Citation: Li T, Wang X, Luo R, An X, Zhang Y, Zhao X and Ma Y (2021) Integrating miRNA and mRNA Profiling to Assess the Potential miRNA–mRNA Modules Linked With Testicular Immune Homeostasis in Sheep. Front. Vet. Sci. 8:647153. doi: 10.3389/fvets.2021.647153

Received: 29 December 2020; Accepted: 07 April 2021;
Published: 25 May 2021.

Edited by:

Juan G. Maldonado-Estrada, University of Antioquia, Colombia

Reviewed by:

Sigrid Lehnert, Commonwealth Scientific and Industrial Research Organisation (CSIRO), Australia
Nelida Rodriguez-Osorio, Universidad de la República, Uruguay
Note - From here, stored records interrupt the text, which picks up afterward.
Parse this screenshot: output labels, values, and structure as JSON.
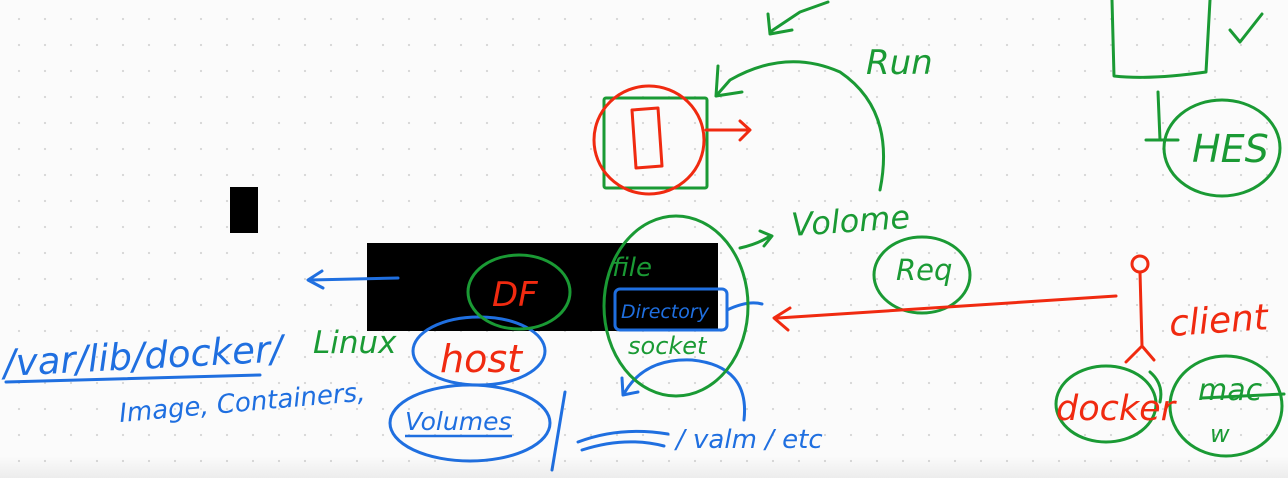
{
  "colors": {
    "blue": "#1f6fe0",
    "green": "#1a9a34",
    "red": "#f02a10",
    "black": "#000000"
  },
  "labels": {
    "run": "Run",
    "hes": "HES",
    "volume": "Volome",
    "req": "Req",
    "client": "client",
    "df": "DF",
    "file": "file",
    "directory": "Directory",
    "socket": "socket",
    "host": "host",
    "volumes": "Volumes",
    "path": "/var/lib/docker/",
    "linux": "Linux",
    "image_line": "Image, Containers,",
    "valum": "/ valm / etc",
    "docker": "docker",
    "mac": "mac",
    "mac_w": "w"
  }
}
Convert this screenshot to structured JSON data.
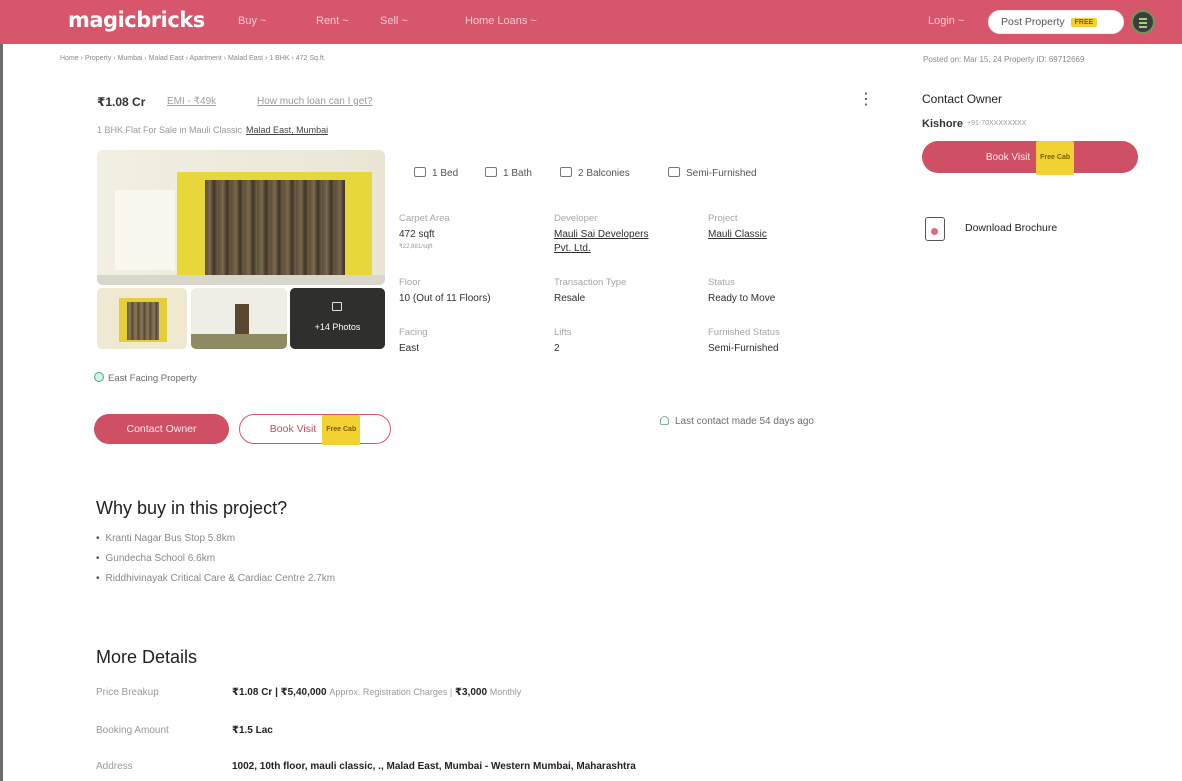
{
  "header": {
    "logo": "magicbricks",
    "nav": [
      "Buy ~",
      "Rent ~",
      "Sell ~",
      "Home Loans ~"
    ],
    "login": "Login ~",
    "post_property": "Post Property",
    "post_property_tag": "FREE"
  },
  "breadcrumb": "Home › Property › Mumbai › Malad East › Apartment › Malad East › 1 BHK › 472 Sq.ft.",
  "posted_info": "Posted on: Mar 15, 24    Property ID: 69712669",
  "listing": {
    "price": "₹1.08 Cr",
    "emi": "EMI - ₹49k",
    "loan_link": "How much loan can I get?",
    "subtitle": "1 BHK Flat For Sale in Mauli Classic",
    "location": "Malad East, Mumbai",
    "more_photos": "+14 Photos",
    "highlights": [
      {
        "icon": "bed-icon",
        "label": "1 Bed"
      },
      {
        "icon": "bath-icon",
        "label": "1 Bath"
      },
      {
        "icon": "balcony-icon",
        "label": "2 Balconies"
      },
      {
        "icon": "furnishing-icon",
        "label": "Semi-Furnished"
      }
    ],
    "details": {
      "carpet_label": "Carpet Area",
      "carpet_value": "472 sqft",
      "carpet_rate": "₹22,881/sqft",
      "developer_label": "Developer",
      "developer_value_1": "Mauli Sai Developers",
      "developer_value_2": "Pvt. Ltd.",
      "project_label": "Project",
      "project_value": "Mauli Classic",
      "floor_label": "Floor",
      "floor_value": "10 (Out of 11 Floors)",
      "transaction_label": "Transaction Type",
      "transaction_value": "Resale",
      "status_label": "Status",
      "status_value": "Ready to Move",
      "facing_label": "Facing",
      "facing_value": "East",
      "lifts_label": "Lifts",
      "lifts_value": "2",
      "furnished_label": "Furnished Status",
      "furnished_value": "Semi-Furnished"
    },
    "facing_tag": "East Facing Property",
    "contact_btn": "Contact Owner",
    "book_visit_btn": "Book Visit",
    "free_cab": "Free Cab",
    "last_contact": "Last contact made 54 days ago"
  },
  "sidebar": {
    "title": "Contact Owner",
    "owner_name": "Kishore",
    "owner_phone": "+91-70XXXXXXXX",
    "book_visit": "Book Visit",
    "free_cab": "Free Cab",
    "brochure": "Download Brochure"
  },
  "why_buy": {
    "title": "Why buy in this project?",
    "items": [
      "Kranti Nagar Bus Stop 5.8km",
      "Gundecha School 6.6km",
      "Riddhivinayak Critical Care & Cardiac Centre 2.7km"
    ]
  },
  "more_details": {
    "title": "More Details",
    "rows": [
      {
        "label": "Price Breakup",
        "value": "₹1.08 Cr | ₹5,40,000",
        "note": "Approx. Registration Charges |",
        "value2": "₹3,000",
        "note2": "Monthly"
      },
      {
        "label": "Booking Amount",
        "value": "₹1.5 Lac"
      },
      {
        "label": "Address",
        "value": "1002, 10th floor, mauli classic, ., Malad East, Mumbai - Western Mumbai, Maharashtra"
      }
    ]
  },
  "colors": {
    "brand": "#d8566c",
    "button": "#cf4f64",
    "free_tag": "#f2d233"
  }
}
Copyright © 2021 Li, Wang, Luo, An, Zhang, Zhao and Ma. This is an open-access article distributed under the terms of the Creative Commons Attribution License (CC BY). The use, distribution or reproduction in other forums is permitted, provided the original author(s) and the copyright owner(s) are credited and that the original publication in this journal is cited, in accordance with accepted academic practice. No use, distribution or reproduction is permitted which does not comply with these terms.

*Correspondence: Youji Ma,